[Interface dataset entries]
--
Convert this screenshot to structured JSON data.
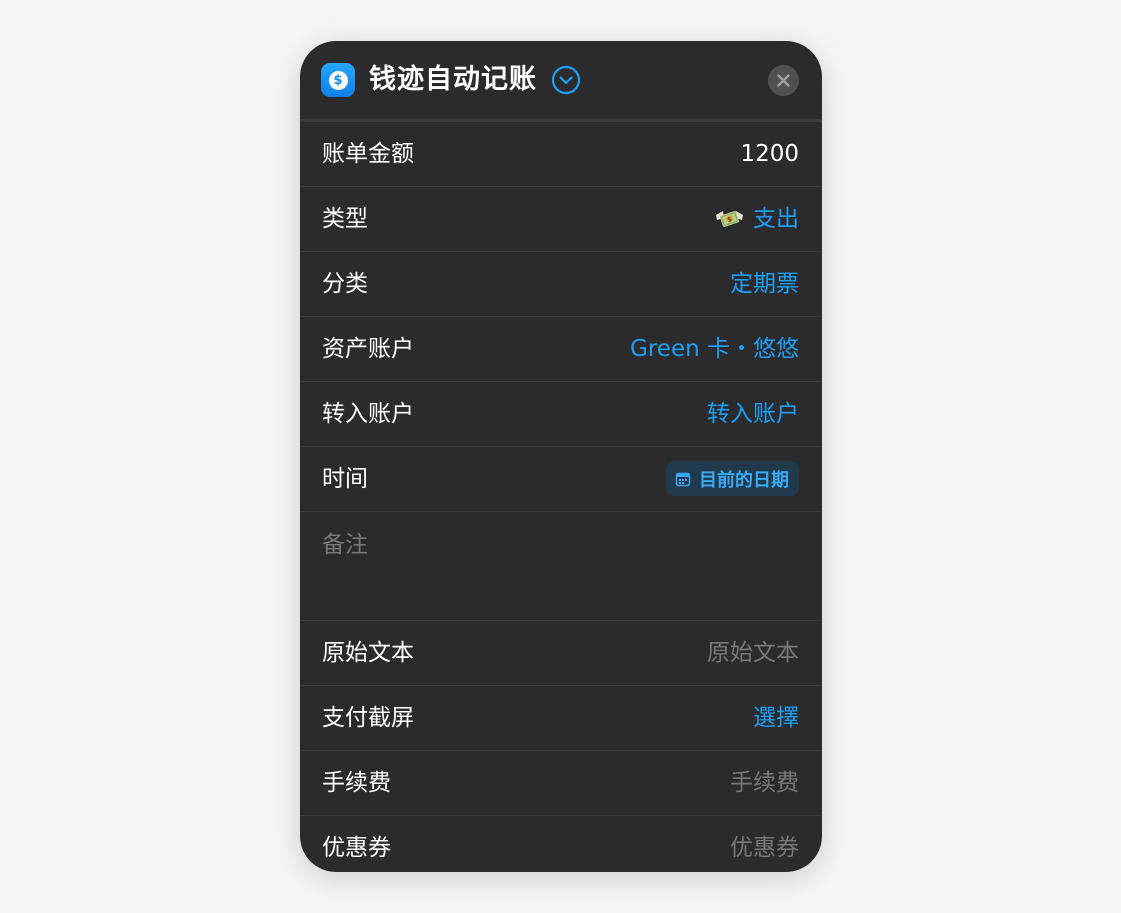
{
  "header": {
    "app_icon": "dollar-coin-icon",
    "title": "钱迹自动记账",
    "chevron_icon": "chevron-down-circle-icon",
    "close_icon": "close-icon"
  },
  "fields": {
    "amount": {
      "label": "账单金额",
      "value": "1200"
    },
    "type": {
      "label": "类型",
      "icon": "money-with-wings-icon",
      "value": "支出"
    },
    "category": {
      "label": "分类",
      "value": "定期票"
    },
    "asset_account": {
      "label": "资产账户",
      "value": "Green 卡・悠悠"
    },
    "transfer_account": {
      "label": "转入账户",
      "value": "转入账户"
    },
    "time": {
      "label": "时间",
      "icon": "calendar-icon",
      "value": "目前的日期"
    },
    "note": {
      "placeholder": "备注"
    },
    "original_text": {
      "label": "原始文本",
      "placeholder": "原始文本"
    },
    "screenshot": {
      "label": "支付截屏",
      "value": "選擇"
    },
    "fee": {
      "label": "手续费",
      "placeholder": "手续费"
    },
    "coupon": {
      "label": "优惠券",
      "placeholder": "优惠券"
    }
  },
  "colors": {
    "background": "#f3f5f7",
    "card": "#2b2b2d",
    "accent": "#1c9ef4",
    "placeholder": "#77777b",
    "text": "#ffffff"
  }
}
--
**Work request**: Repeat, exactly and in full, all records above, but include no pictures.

**Response to this task**:
Convert this screenshot to structured JSON data.
{
  "header": {
    "app_icon": "dollar-coin-icon",
    "title": "钱迹自动记账",
    "chevron_icon": "chevron-down-circle-icon",
    "close_icon": "close-icon"
  },
  "fields": {
    "amount": {
      "label": "账单金额",
      "value": "1200"
    },
    "type": {
      "label": "类型",
      "icon": "money-with-wings-icon",
      "value": "支出"
    },
    "category": {
      "label": "分类",
      "value": "定期票"
    },
    "asset_account": {
      "label": "资产账户",
      "value": "Green 卡・悠悠"
    },
    "transfer_account": {
      "label": "转入账户",
      "value": "转入账户"
    },
    "time": {
      "label": "时间",
      "icon": "calendar-icon",
      "value": "目前的日期"
    },
    "note": {
      "placeholder": "备注"
    },
    "original_text": {
      "label": "原始文本",
      "placeholder": "原始文本"
    },
    "screenshot": {
      "label": "支付截屏",
      "value": "選擇"
    },
    "fee": {
      "label": "手续费",
      "placeholder": "手续费"
    },
    "coupon": {
      "label": "优惠券",
      "placeholder": "优惠券"
    }
  },
  "colors": {
    "background": "#f3f5f7",
    "card": "#2b2b2d",
    "accent": "#1c9ef4",
    "placeholder": "#77777b",
    "text": "#ffffff"
  }
}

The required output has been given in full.